Composed by
Pierre Langer & Tilman Sillescu

 

Published by
JoWood Productions (2006)

 

Tracklistings
1) Shadowsong
2) Hawkeyrie
3) Freedom
4) Sorvina
5) Karash
6) Plains of Chaos
7) Dun Mora
8) Oblivion
9) The Mines of Underhall
10) The Shaikan
11) The Realm
12) Sevencastles
13) Shadowplains
14) Fireforge
15) The Clans!
16) Dragh Lur
17) Attack of the Nightblades
18) Desolation
19) Dun Mora (Instrumental)
20) Shadowsong (Instrumental)

Bonus Tracks
21) Uram Gor
22) Un'Shallach
23) The Magnet Stones
24) The Crystal Fields

 

Extras
- Game website
- Composer website
- Interview

 

Availability
- Soundtrack ships with German Collector's Edition of the game
- Soniciminds shop

 

Review by
Oliver Ittensohn

Spellforce 2: Shadow Wars

Ever since Blizzard’s Warcraft III, the genre mix of role-playing and strategy has become a trend in the gaming industry. It’s no big surprise, then, that Phenomic’s Spellforce 2: Shadow Wars, the follow-up to the successful Spellforce 1, builds upon that formula. While critics generally enjoyed the immensely detailed graphics and the intriguing storyline the game offered, the gameplay elements for both role-playing and strategy were judged to be rather weak and unsatisfying.

After having worked on the original Spellforce, composers Pierre Langer and Tilman Sillescu would again collaborate with developer Phenomic to work on the sequel. This time around, the score was performed by real orchestra. Langer and Sillescu were able to employ the services of the Philharmonic Orchestra of the Theatre Altenburg-Gera and the choir of Artful Voices Frankfurt.

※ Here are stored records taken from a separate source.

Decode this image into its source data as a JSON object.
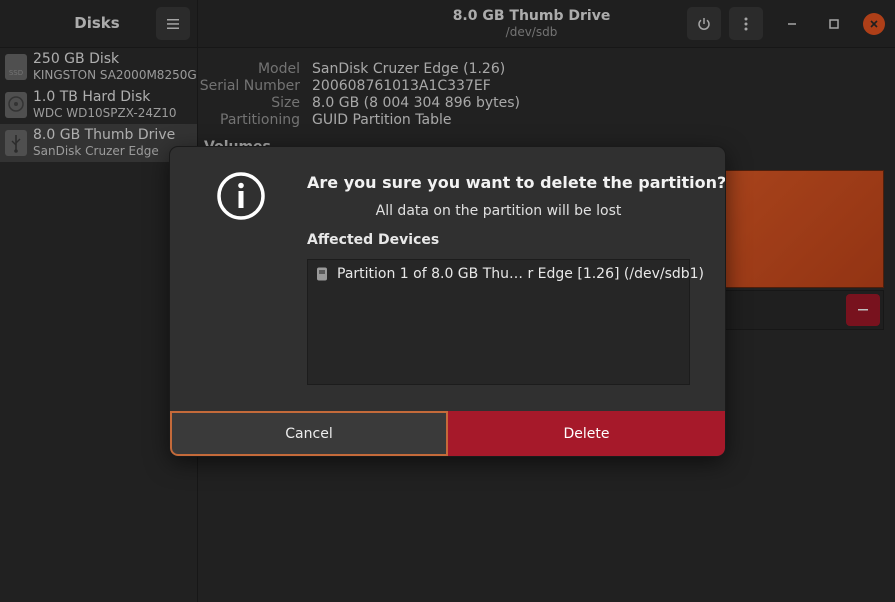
{
  "sidebar": {
    "title": "Disks",
    "disks": [
      {
        "name": "250 GB Disk",
        "sub": "KINGSTON SA2000M8250G",
        "icon": "ssd-icon",
        "icon_text": "SSD"
      },
      {
        "name": "1.0 TB Hard Disk",
        "sub": "WDC WD10SPZX-24Z10",
        "icon": "harddisk-icon"
      },
      {
        "name": "8.0 GB Thumb Drive",
        "sub": "SanDisk Cruzer Edge",
        "icon": "usb-drive-icon",
        "selected": true
      }
    ]
  },
  "header": {
    "title": "8.0 GB Thumb Drive",
    "subtitle": "/dev/sdb"
  },
  "drive_info": {
    "model_label": "Model",
    "model_value": "SanDisk Cruzer Edge (1.26)",
    "serial_label": "Serial Number",
    "serial_value": "200608761013A1C337EF",
    "size_label": "Size",
    "size_value": "8.0 GB (8 004 304 896 bytes)",
    "partitioning_label": "Partitioning",
    "partitioning_value": "GUID Partition Table",
    "volumes_heading": "Volumes"
  },
  "dialog": {
    "title": "Are you sure you want to delete the partition?",
    "subtitle": "All data on the partition will be lost",
    "affected_label": "Affected Devices",
    "devices": [
      "Partition 1 of 8.0 GB Thu… r Edge [1.26] (/dev/sdb1)"
    ],
    "cancel_label": "Cancel",
    "delete_label": "Delete"
  },
  "colors": {
    "accent": "#e95420",
    "destructive": "#a6192a",
    "close_button": "#e95420"
  }
}
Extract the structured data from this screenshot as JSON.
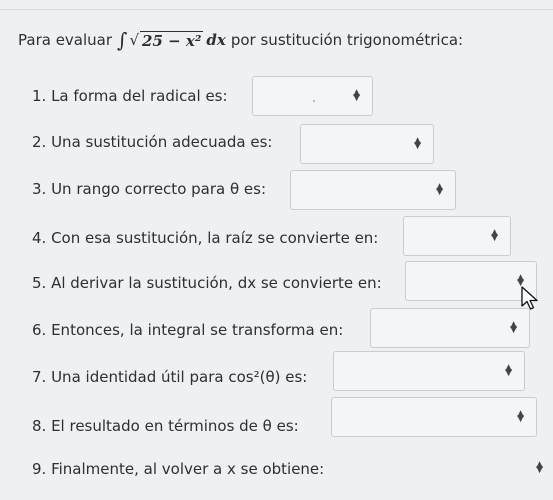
{
  "intro": {
    "prefix": "Para evaluar",
    "integral_sign": "∫",
    "sqrt_sign": "√",
    "radicand": "25 − x²",
    "differential": "dx",
    "suffix": "por sustitución trigonométrica:"
  },
  "questions": [
    {
      "label": "1. La forma del radical es:",
      "value": ""
    },
    {
      "label": "2. Una sustitución adecuada es:",
      "value": ""
    },
    {
      "label": "3. Un rango correcto para θ es:",
      "value": ""
    },
    {
      "label": "4. Con esa sustitución, la raíz se convierte en:",
      "value": ""
    },
    {
      "label": "5. Al derivar la sustitución, dx se convierte en:",
      "value": ""
    },
    {
      "label": "6. Entonces, la integral se transforma en:",
      "value": ""
    },
    {
      "label": "7. Una identidad útil para cos²(θ) es:",
      "value": ""
    },
    {
      "label": "8. El resultado en términos de θ es:",
      "value": ""
    },
    {
      "label": "9. Finalmente, al volver a x se obtiene:",
      "value": ""
    }
  ],
  "icons": {
    "dropdown": "updown-caret-icon",
    "cursor": "mouse-pointer-icon"
  }
}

The result is a much more vibrant and full musical quality than was the case in Spellforce 1. It also allowed the composers to work with solo performances of instruments, most notably a solo violin, as featured for example in “Freedom”. That cue in particular is an impressive ambient cue introducing thematic material associated with The Realm, one of the three factions the player can choose from. This theme gets its most spectacular and heroic treatment in “The Realm”: fast-paced strings, epic brass and even choir elements form a cue that is both massive and triumphant. For the other faction, The Clans, the composers wrote a percussive piece with soaring brass and deep male voices (“The Clans!”). This second theme is also featured in other cues, for example “Karash”. Additionally, some of the towns in the game get their own music: a rhythmic and percussive arrangement for the dwarfs of Underhall (“The Mines of Underhall”) and a calm and sad cue for the humans at Sevencastles (“Sevencastles”), which again uses the Realm-theme. There are a few heavily ambient cues that have been banned to the end of the album in a so-called “Bonus Section”, but overall, the album offers thematic variety and musical depth.

The battle tracks were the biggest flaw in Spellforce 1. In the sequel, they surely are the highlight. The big arrangements for orchestra and choir give the in-game battles an epic quality, even though their implementation into the game leaves much to be desired. The transition from ambient to battle music and back is far too abrupt and the rather short in-game battles make you hear the beginning of each battle cue many times, but seldom their ending. As a stand alone listen, however, the battle cues, such as “The Shaikan” or “Attack of the Nightblades”, make up the score’s greatest asset.

One thing that film score fans will immediately notice is the influence Howard Shore’s The Lord of the Rings had on Spellforce 2. “The Clans!” is clearly derived from the thematic material Shore wrote for Saruman and Isengard. “Dun Mora” will remind you of the music for the Elves with its soft combination of warm strings and ethereal female voice. Although this might bother you as a film score fan, the quality of Langer and Sillescu’s effort certainly comes close to Shore’s musical writing.

Overall, Spellforce 2: Shadow Wars does a great job in underscoring an epic fantasy game. The use of real orchestra helps the music to become more natural and emotional and the thunderous brass and percussion in the action cues sound spectacular. If you are a fan of fantasy role-playing/strategy game music and don’t mind some derivations from LotR, this is definitely a score for you.